Bring Life to Your Classroom. Presenter: Dr. Ed Garrett https://youtu.be/urKi7DGVGQM

Christian Worldview: Practical Applications for the Classroom. Presenter: Dr. Paul Criss https://youtu.be/jFm9nNoFoXc

Effective Use of Library Resources. Presenter: Dr. Kim Priesmeyer https://youtu.be/CxpBGF8AHAs

Introducing Critical Thinking into the Classroom. Presenter: Rosemary Foncree https://youtu.be/HotogEC0PEc

Plagiarism: Helping Your Students Avoid It. Presenter: Dr. Kim Priesmeyer https://youtu.be/jFmhBggVdzw

Student Engagement Strategy: Experimentation. Presenter: Dr. Thomas Randolph https://youtu.be/vvOAQl2Q_48

Using Bloom’s Taxonomy to Foster Critical Thinking. Presenters: Dr. Jerald Meadows & Elizabeth Juneau https://youtu.be/Qdt7Mu5sGno

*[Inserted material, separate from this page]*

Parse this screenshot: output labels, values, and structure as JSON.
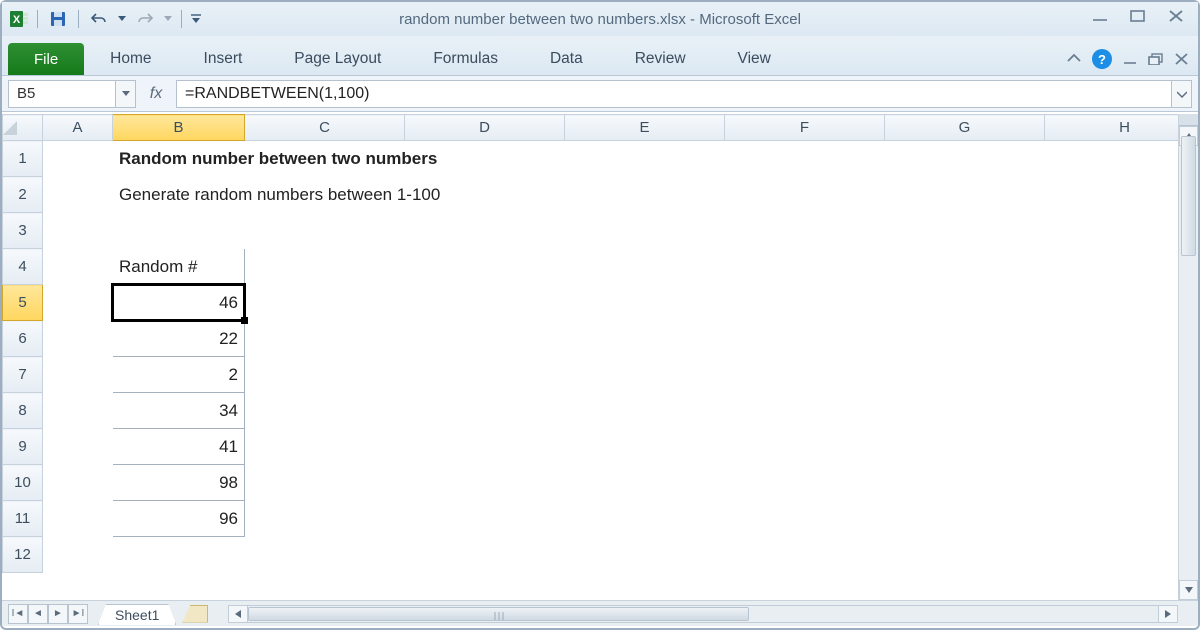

Using Canvas to Facilitate Team Projects. Presenter: Dr. Rick Upchurch https://youtu.be/RWuMnPtAvZA

Millennials in the Classroom. Presenter: Emma Morris https://youtu.be/0kgNsVN3SDs

Canvas Updates 2017. Presenter: Joe Villarreal https://youtu.be/0wWkVfKNNbA

Andragogy: Adult Learning Theory Applied. Presenter: Dr. Rick Upchurch https://youtu.be/KnDc3zfpvrs

Accessing Case Studies from Belhaven Library. Presenter: Charles Gaudin https://youtu.be/3k_X6RQ5jvM

7 Laws of the Learner

7 Laws of the Learner is the title of a book by Bruce Wilkinson published in 1984.  The focus is on understanding how students learn and ways to enhance student learning. Because Dr. Wilkinson is a Christian, biblical principles are applied throughout the material.  He draws out the word for teach in Deut. 4:1 and learn in Deut 5:1 and shares that they have the same root.

According to Hebrew grammar, the fundamental idea … means to busy oneslef eagerly with student’s learning. Do you see how the Bible’s mindset is the opposite of the normal mindset? The Bible says that teaching means “causing learning.” This is the heart of the Law of the Learner. No longer can you or I consider teaching merely as something the teacher does in the front of the class.  Teaching is what the teacher does in the student.  How do you know if you are a great teacher? by what your students learn. p. 26-27

I know we have great teachers working at Belhaven. I know you are passionate about your students and their success. I know you go beyond expectations to do all you can to achieve student learning.  We are blessed by a faculty who recognize the biblical foundations of what they do and strive to do what they do “as unto the Lord.”

May God bless you for all you do and the lives you are impacting by your faithfulness.